#### [Problem description]
Check each line below for "propagate" and say how many have it, with no other words.

#### [Dataset rows for apps and sites]
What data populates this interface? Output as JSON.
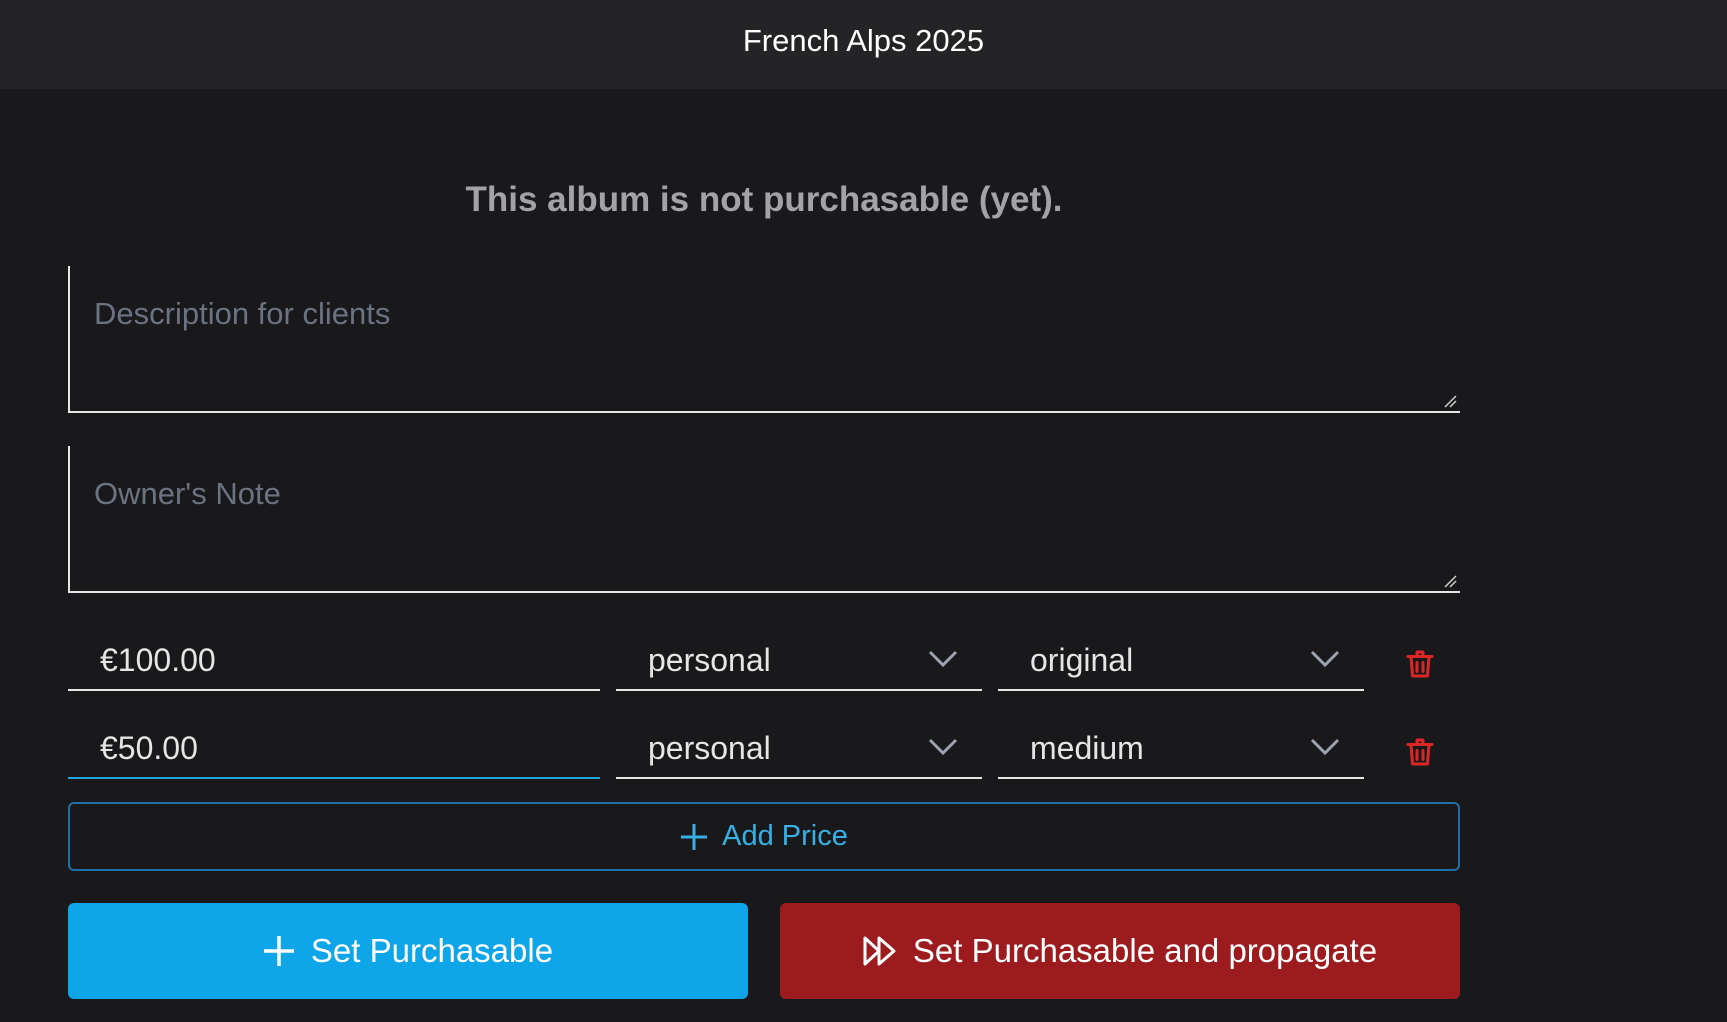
{
  "header": {
    "title": "French Alps 2025"
  },
  "notice": "This album is not purchasable (yet).",
  "description": {
    "placeholder": "Description for clients",
    "value": ""
  },
  "owner_note": {
    "placeholder": "Owner's Note",
    "value": ""
  },
  "prices": [
    {
      "amount": "€100.00",
      "license": "personal",
      "size": "original"
    },
    {
      "amount": "€50.00",
      "license": "personal",
      "size": "medium"
    }
  ],
  "add_price_label": "Add Price",
  "set_purchasable_label": "Set Purchasable",
  "set_purchasable_propagate_label": "Set Purchasable and propagate",
  "colors": {
    "background": "#19191c",
    "header": "#242427",
    "accent": "#0ea5e9",
    "danger": "#9b1b1e",
    "trash": "#dc2626",
    "active_underline": "#22a5de"
  },
  "icons": {
    "add": "plus-icon",
    "delete": "trash-icon",
    "dropdown": "chevron-down-icon",
    "propagate": "fast-forward-icon"
  }
}
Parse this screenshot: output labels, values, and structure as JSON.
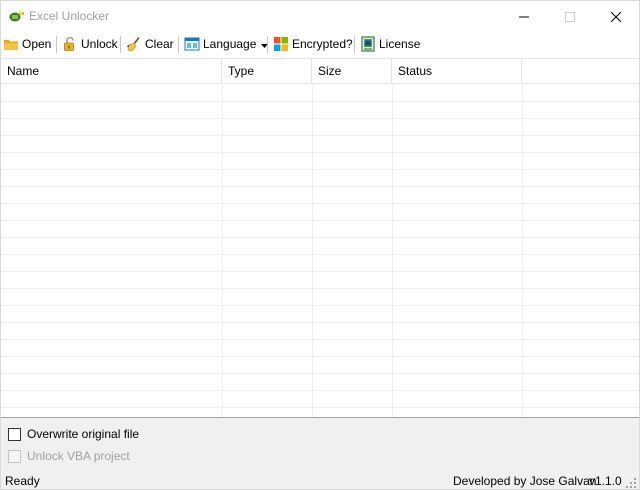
{
  "window": {
    "title": "Excel Unlocker"
  },
  "toolbar": {
    "open_label": "Open",
    "unlock_label": "Unlock",
    "clear_label": "Clear",
    "language_label": "Language",
    "encrypted_label": "Encrypted?",
    "license_label": "License"
  },
  "listview": {
    "columns": [
      "Name",
      "Type",
      "Size",
      "Status"
    ],
    "rows": []
  },
  "options": {
    "overwrite_label": "Overwrite original file",
    "overwrite_checked": false,
    "unlock_vba_label": "Unlock VBA project",
    "unlock_vba_checked": false
  },
  "statusbar": {
    "status_text": "Ready",
    "developer_text": "Developed by Jose Galvan",
    "version_text": "v1.1.0"
  },
  "icons": {
    "app": "excel-unlocker-app-icon",
    "open": "folder-icon",
    "unlock": "padlock-open-icon",
    "clear": "broom-icon",
    "language": "language-window-icon",
    "encrypted": "windows-logo-icon",
    "license": "license-certificate-icon"
  }
}
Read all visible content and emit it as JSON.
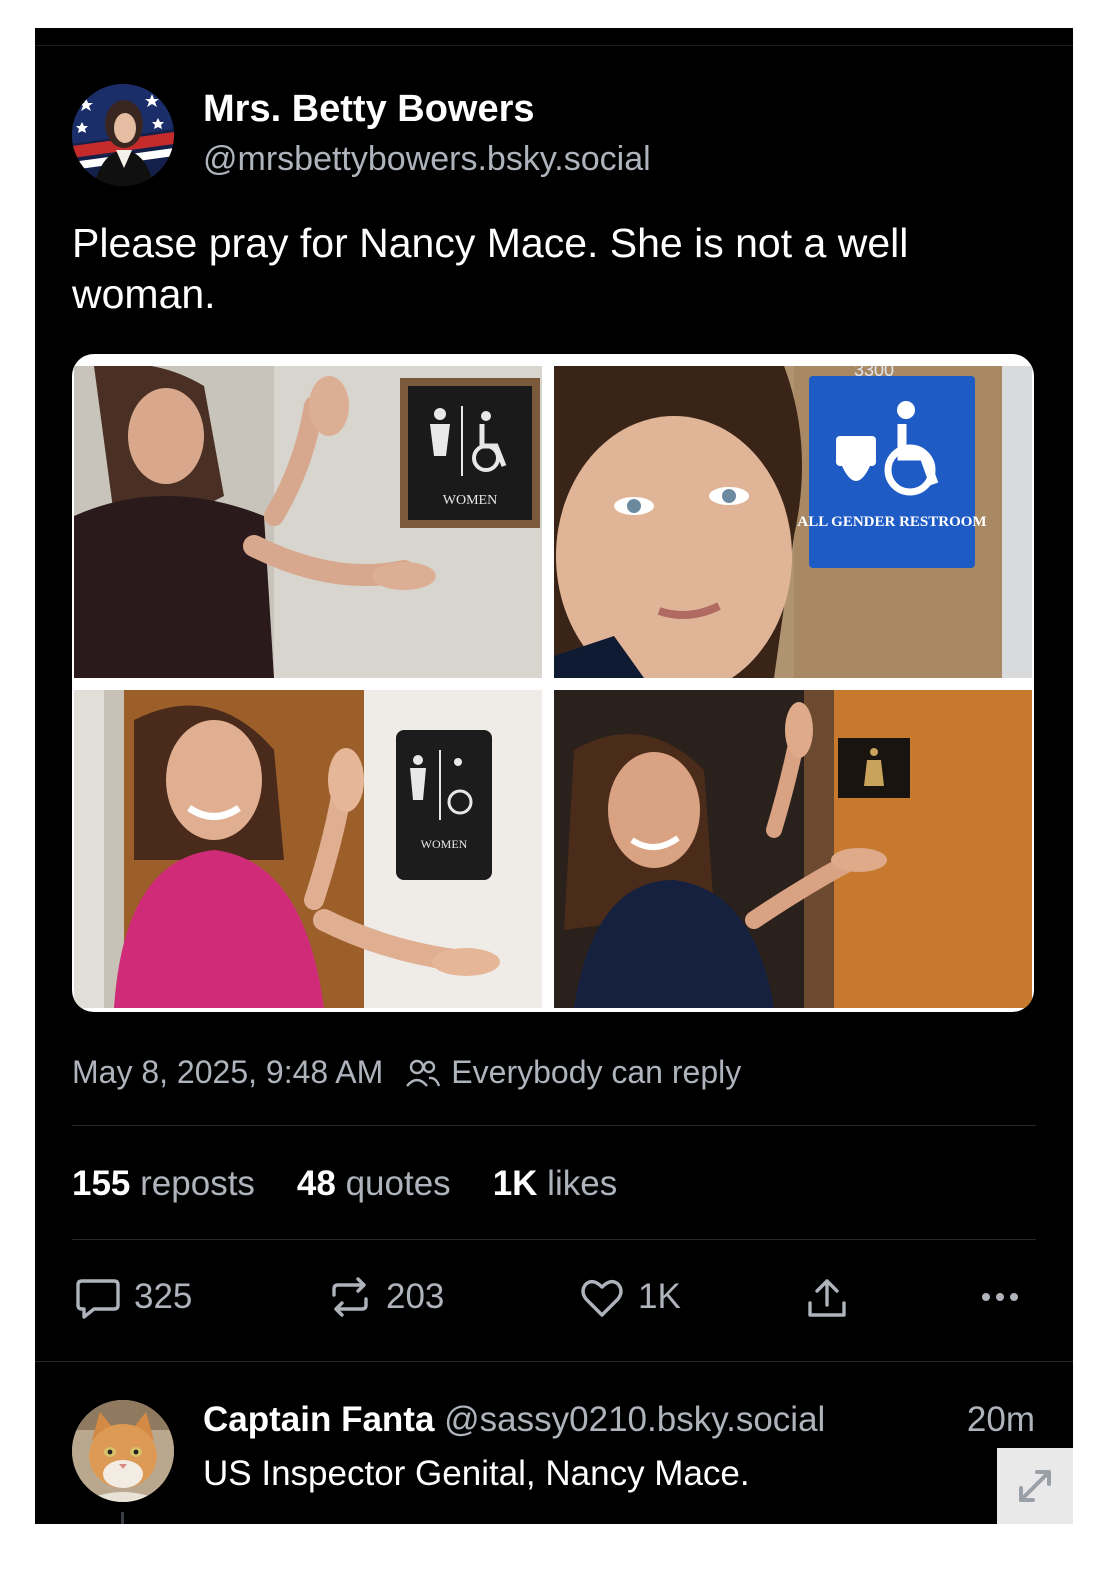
{
  "post": {
    "author_name": "Mrs. Betty Bowers",
    "author_handle": "@mrsbettybowers.bsky.social",
    "text": "Please pray for Nancy Mace. She is not a well woman.",
    "images": [
      {
        "sign_text": "WOMEN"
      },
      {
        "sign_text": "ALL GENDER RESTROOM",
        "room_number": "3300"
      },
      {
        "sign_text": "WOMEN"
      },
      {
        "sign_text": ""
      }
    ],
    "timestamp": "May 8, 2025, 9:48 AM",
    "reply_setting": "Everybody can reply",
    "stats": {
      "reposts_count": "155",
      "reposts_label": "reposts",
      "quotes_count": "48",
      "quotes_label": "quotes",
      "likes_count": "1K",
      "likes_label": "likes"
    },
    "actions": {
      "reply_count": "325",
      "repost_count": "203",
      "like_count": "1K"
    }
  },
  "reply": {
    "author_name": "Captain Fanta",
    "author_handle": "@sassy0210.bsky.social",
    "time": "20m",
    "text": "US Inspector Genital, Nancy Mace."
  },
  "icons": {
    "reply": "speech-bubble-icon",
    "repost": "repost-arrows-icon",
    "like": "heart-icon",
    "share": "share-upload-icon",
    "more": "ellipsis-icon",
    "expand": "expand-arrows-icon",
    "audience": "people-icon"
  },
  "colors": {
    "background": "#000000",
    "text_primary": "#ffffff",
    "text_secondary": "#aeb3bc",
    "sign_blue": "#1f5bc4"
  }
}
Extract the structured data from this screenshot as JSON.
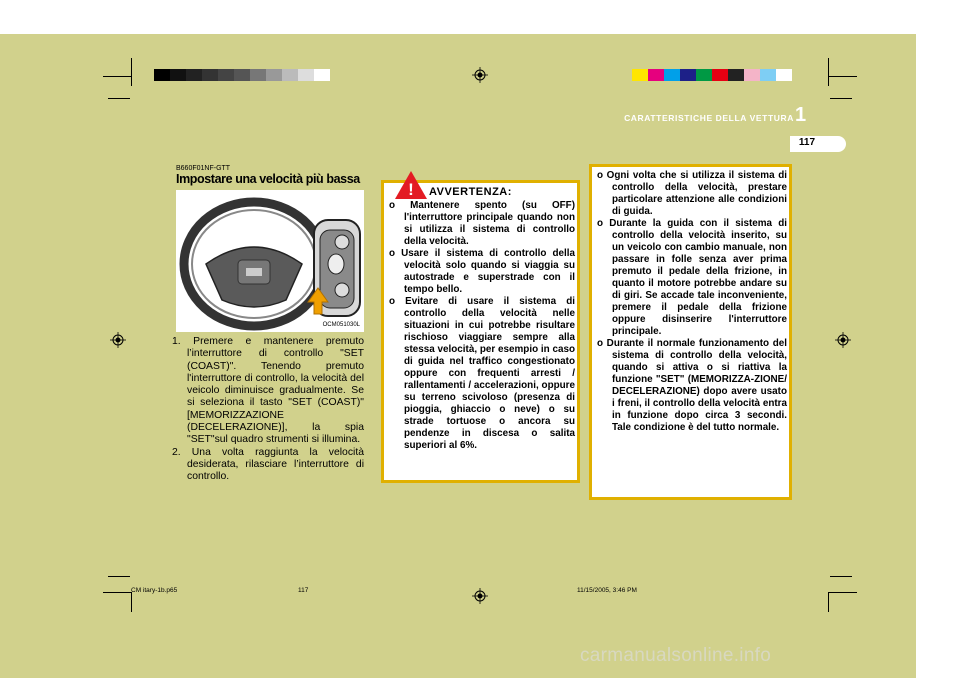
{
  "header": {
    "chapter_title": "CARATTERISTICHE DELLA VETTURA",
    "chapter_number": "1",
    "page_number": "117"
  },
  "colors": {
    "background": "#d1d18c",
    "box_border": "#e0b000",
    "warning_red": "#e31b23"
  },
  "section": {
    "code": "B660F01NF-GTT",
    "title": "Impostare una velocità più bassa"
  },
  "figure": {
    "code": "OCM051030L"
  },
  "steps": [
    "1. Premere e mantenere premuto l’interruttore di controllo \"SET (COAST)\". Tenendo premuto l'interruttore di controllo, la velocità del veicolo diminuisce gradualmente. Se si seleziona il tasto \"SET (COAST)\" [MEMORIZZAZIONE (DECELERAZIONE)], la spia \"SET\"sul quadro strumenti si illumina.",
    "2. Una volta raggiunta la velocità desiderata, rilasciare l’interruttore di controllo."
  ],
  "warning": {
    "icon": "!",
    "title": "AVVERTENZA:",
    "items": [
      "o Mantenere spento (su OFF) l'interruttore principale quando non si utilizza il sistema di controllo della velocità.",
      "o Usare il sistema di controllo della velocità solo quando si viaggia su autostrade e superstrade con il tempo bello.",
      "o Evitare di usare il sistema di controllo della velocità nelle situazioni in cui potrebbe risultare rischioso viaggiare sempre alla stessa velocità, per esempio in caso di guida nel traffico congestionato oppure con frequenti arresti / rallentamenti / accelerazioni, oppure su terreno scivoloso (presenza di pioggia, ghiaccio o neve) o su strade tortuose o ancora su pendenze in discesa o salita superiori al 6%."
    ]
  },
  "warning_continued": {
    "items": [
      "o Ogni volta che si utilizza il sistema di controllo della velocità, prestare particolare attenzione alle condizioni di guida.",
      "o Durante la guida con il sistema di controllo della velocità inserito, su un veicolo con cambio manuale, non passare in folle senza aver prima premuto il pedale della frizione, in quanto il motore potrebbe andare su di giri. Se accade tale inconveniente, premere il pedale della frizione oppure disinserire l'interruttore principale.",
      "o Durante il normale funzionamento del sistema di controllo della velocità, quando si attiva o si riattiva la funzione \"SET\" (MEMORIZZA-ZIONE/ DECELERAZIONE) dopo avere usato i freni, il controllo della velocità entra in funzione dopo circa 3 secondi. Tale condizione è del tutto normale."
    ]
  },
  "footer": {
    "file": "CM itary-1b.p65",
    "page": "117",
    "date": "11/15/2005, 3:46 PM"
  },
  "watermark": "carmanualsonline.info"
}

#### [Answer area]
2